The onslaught continued as the Lions plated six more runs before all was said and done, dealing the Bulls their worst two-game defeat in club history in which they allowed a combined 35 runs on 41 hits.
The NBA said was re-evaluating its training program in China following allegations of abuse of young players by local staff and harassment of foreign staffers at a facility in Xinjiang. The comments come after a report by ESPN that quoted unnamed American coaches as saying that Chinese coaches hit young players. One American coach who worked at a camp in Xinjiang complained of harassment by local police, the sports network said. “The allegations in the ESPN article are disturbing,” NBA deputy commissioner Mark Tatum said in an e-mail statement on Thursday. “We ended our involvement with the basketball academy in Xinjiang in June
Coming from the business world, New York Liberty owner Joe Tsai (蔡崇信) did not understand why his WNBA franchise did not have a chief executive officer similar to the team’s NBA counterpart the Brooklyn Nets, which Tsai also owns. For Tsai, it was about equality, so he did something about it. The 56-year-old Taipei-born billionaire businessman and philanthropist promoted Keia Clarke to the position last week — making her the first chief executive officer in the team’s history. The WNBA veteran became the third black woman to currently be in charge of a franchise in the league, joining Los Angeles Sparks president
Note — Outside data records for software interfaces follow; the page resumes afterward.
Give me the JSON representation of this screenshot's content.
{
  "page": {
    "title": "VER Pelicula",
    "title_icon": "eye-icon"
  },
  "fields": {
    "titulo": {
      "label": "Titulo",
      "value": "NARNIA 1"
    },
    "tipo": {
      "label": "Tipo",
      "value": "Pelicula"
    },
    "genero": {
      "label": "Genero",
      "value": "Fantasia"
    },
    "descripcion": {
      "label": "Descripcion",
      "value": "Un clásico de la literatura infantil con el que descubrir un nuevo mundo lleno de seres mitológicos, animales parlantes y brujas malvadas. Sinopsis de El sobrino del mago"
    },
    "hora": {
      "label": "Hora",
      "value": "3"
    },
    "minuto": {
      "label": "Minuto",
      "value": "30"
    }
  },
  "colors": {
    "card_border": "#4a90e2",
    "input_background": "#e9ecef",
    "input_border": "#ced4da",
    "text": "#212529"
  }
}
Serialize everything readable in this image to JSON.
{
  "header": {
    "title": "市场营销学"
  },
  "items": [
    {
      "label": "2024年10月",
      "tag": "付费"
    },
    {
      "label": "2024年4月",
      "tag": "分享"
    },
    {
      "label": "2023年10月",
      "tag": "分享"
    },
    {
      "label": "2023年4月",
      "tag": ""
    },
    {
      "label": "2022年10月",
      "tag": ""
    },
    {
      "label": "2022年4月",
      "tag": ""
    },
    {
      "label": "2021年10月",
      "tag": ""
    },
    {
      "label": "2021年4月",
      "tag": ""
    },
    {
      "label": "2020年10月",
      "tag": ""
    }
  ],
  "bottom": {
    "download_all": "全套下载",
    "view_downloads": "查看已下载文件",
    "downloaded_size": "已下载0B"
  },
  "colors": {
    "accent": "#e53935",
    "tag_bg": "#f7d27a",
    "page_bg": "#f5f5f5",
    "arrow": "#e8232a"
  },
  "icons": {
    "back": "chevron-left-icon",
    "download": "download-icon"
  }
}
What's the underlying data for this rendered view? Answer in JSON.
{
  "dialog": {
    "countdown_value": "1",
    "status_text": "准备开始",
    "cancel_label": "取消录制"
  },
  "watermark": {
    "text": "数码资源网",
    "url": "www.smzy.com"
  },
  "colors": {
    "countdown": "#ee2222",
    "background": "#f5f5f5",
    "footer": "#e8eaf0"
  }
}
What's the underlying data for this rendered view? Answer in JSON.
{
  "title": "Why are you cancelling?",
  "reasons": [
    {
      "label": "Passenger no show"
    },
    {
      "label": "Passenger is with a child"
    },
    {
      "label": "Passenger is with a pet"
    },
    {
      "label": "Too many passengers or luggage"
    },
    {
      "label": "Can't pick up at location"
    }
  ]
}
LEAVING IT LATE: Rakuten added late runs last night to add to wins on Wednesday against the Brothers and the Lions on Friday that went down to the last batter The Rakuten Monkeys rallied to post three late runs for another close win, prevailing 5-3 over the Uni-President Lions yesterday as Taiwan’s second-half CPBL season got started with lower scoring output, but exciting finishes. It was Rakuten’s third win in a row. In two games this week, they seized victory in dramatic fashion with their last at-bat and have drawn level with the CTBC Brothers on top of the table after yesterday’s results, 0.5 games in front of the Fubon Guardians and 1.5 games ahead of the Lions. It was tied at 1-1 early, with Rakuten hosting the Lions at the Taoyuan Intenational
MONEY MATTERS: While COVID-19 played a major role in the decision, the CTBA also found it hard to secure sponsorship, and ticket sales would have been affected The Yonex Taipei Open badminton tournament has been canceled due to the COVID-19 pandemic and a funding shortfall, the CTBA said yesterday. This was the first time that the tournament, a Badminton World Federation (BWF) World Tour Super 300-level competition, has been canceled since it began in 1980. The Taipei Open has been held annually since 1980. The tournament was to be played at the Taipei Arena from Sept. 1 to Sept. 6, with total prize money of US$500,000. The CTBA said that it was deeply concerned about whether the Taipei Open would proceed as scheduled after the BWF announced changes